During our Medieval studies, we began a science unit on botany - specifically on growing herbs. Since we already had a big herb garden planned for spring, we decided to purchase an AeroGarden light system to start the seeds.
..........unfortunately, there was a communication breakdown, and we ended up with two of them! They had different lights, though, and we decided to make it a science experiment. Just like in our Egypt study, it's time to work smarter, not harder!
The boys got the seeds planted and the water and nutrients started. It became one of their chores to keep the gardens tended, and to note how well each of them was growing, so that we could compare.In the meantime, we started bringing home old pallets from our food co-op. We plan to use these for various projects around the house (which we promise to show off later!), but two of them were designated as herb planters.
Herb Planter TutorialStart with your basic wooden pallet. Using a crowbar, rip out all of the vertical slats except the two outsides and the center slat. Paint your color of choice, if desired.
I'm sure there are cheaper ways to make the planters, but this was MUCH easier. We found a bag of reusable shopping bags at a garage sale for a dollar. There were fifteen bags in there, and they were perfect for our "pots." Cut the handles off the bags. I think the time saved on making all of those little planters was entirely worth a dollar!
If you're going to go this route, make sure that water runs through them (they're not coated with a water-resistant layer), or your plants will mold and rot.
Fold the bags on themselves until you have a baggie that fits so that it just hangs below the wooden horizontal slat. Using a staple gun, secure the bag to the pallet. Just staple, staple, staple away!
If desired, paint the name of which herbs will be in those planters. Since we are using this as a teaching tool, and we want the children to be confident about which herbs they are using in the kitchen, we opted to label our planters.
Fill the bag planters with a combination of soil and peat moss, since that makes a good base. Plant your seeds or (in our case) transplant them from your seed starters.
We used another one of those pallets and a leftover plastic bin to create another raised bed...this one with onions and radishes. Remember when using raised beds that they need to be watered more frequently, since the roots won't reach into the ground water!

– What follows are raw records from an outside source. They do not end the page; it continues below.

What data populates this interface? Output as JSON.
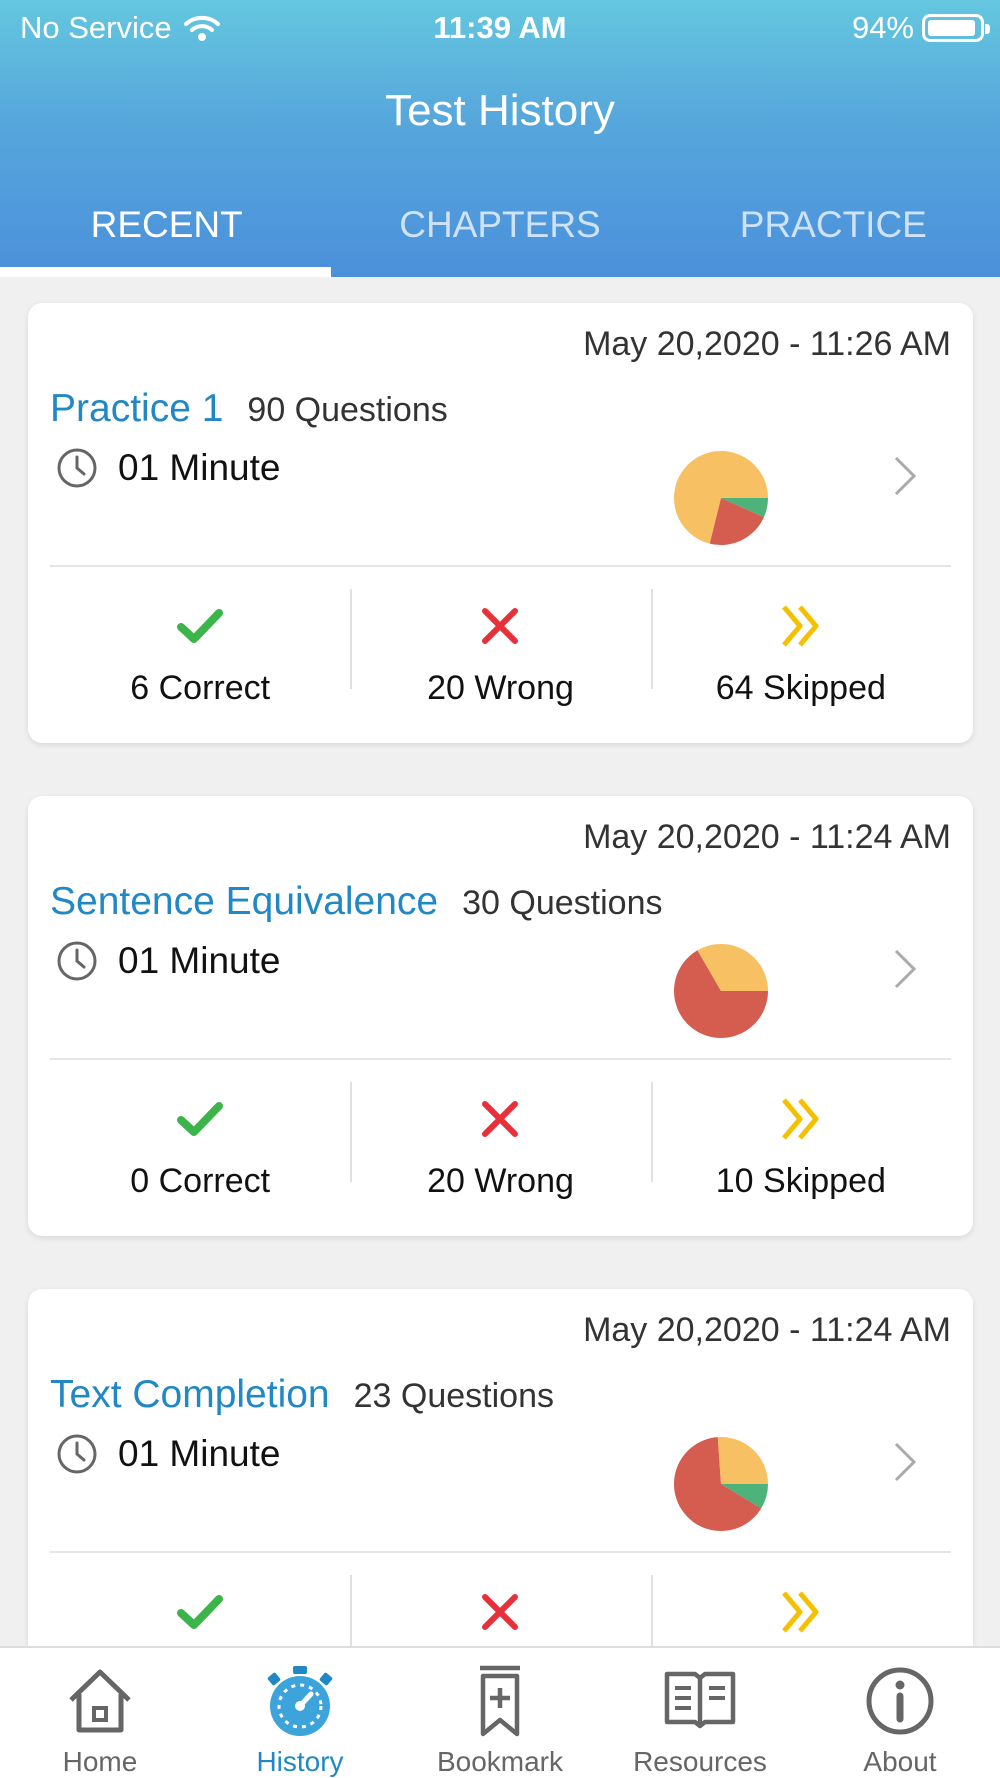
{
  "status": {
    "carrier": "No Service",
    "time": "11:39 AM",
    "battery": "94%",
    "battery_level": 0.94
  },
  "header": {
    "title": "Test History"
  },
  "tabs": [
    {
      "label": "RECENT",
      "active": true
    },
    {
      "label": "CHAPTERS",
      "active": false
    },
    {
      "label": "PRACTICE",
      "active": false
    }
  ],
  "colors": {
    "correct": "#3bb54a",
    "wrong": "#e8303b",
    "skipped": "#f5c000",
    "pie_skipped": "#f6c063",
    "pie_wrong": "#d55d4f",
    "pie_correct": "#4db37a",
    "accent": "#2188c6"
  },
  "tests": [
    {
      "date": "May 20,2020 - 11:26 AM",
      "name": "Practice 1",
      "questions": "90 Questions",
      "duration": "01 Minute",
      "correct_label": "6 Correct",
      "wrong_label": "20 Wrong",
      "skipped_label": "64 Skipped",
      "correct": 6,
      "wrong": 20,
      "skipped": 64
    },
    {
      "date": "May 20,2020 - 11:24 AM",
      "name": "Sentence Equivalence",
      "questions": "30 Questions",
      "duration": "01 Minute",
      "correct_label": "0 Correct",
      "wrong_label": "20 Wrong",
      "skipped_label": "10 Skipped",
      "correct": 0,
      "wrong": 20,
      "skipped": 10
    },
    {
      "date": "May 20,2020 - 11:24 AM",
      "name": "Text Completion",
      "questions": "23 Questions",
      "duration": "01 Minute",
      "correct_label": "",
      "wrong_label": "",
      "skipped_label": "",
      "correct": 2,
      "wrong": 15,
      "skipped": 6
    }
  ],
  "nav": [
    {
      "label": "Home",
      "icon": "home-icon",
      "active": false
    },
    {
      "label": "History",
      "icon": "stopwatch-icon",
      "active": true
    },
    {
      "label": "Bookmark",
      "icon": "bookmark-icon",
      "active": false
    },
    {
      "label": "Resources",
      "icon": "book-icon",
      "active": false
    },
    {
      "label": "About",
      "icon": "info-icon",
      "active": false
    }
  ]
}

....in case you're curious, both versions of the system grew the plants at essentially the same rate.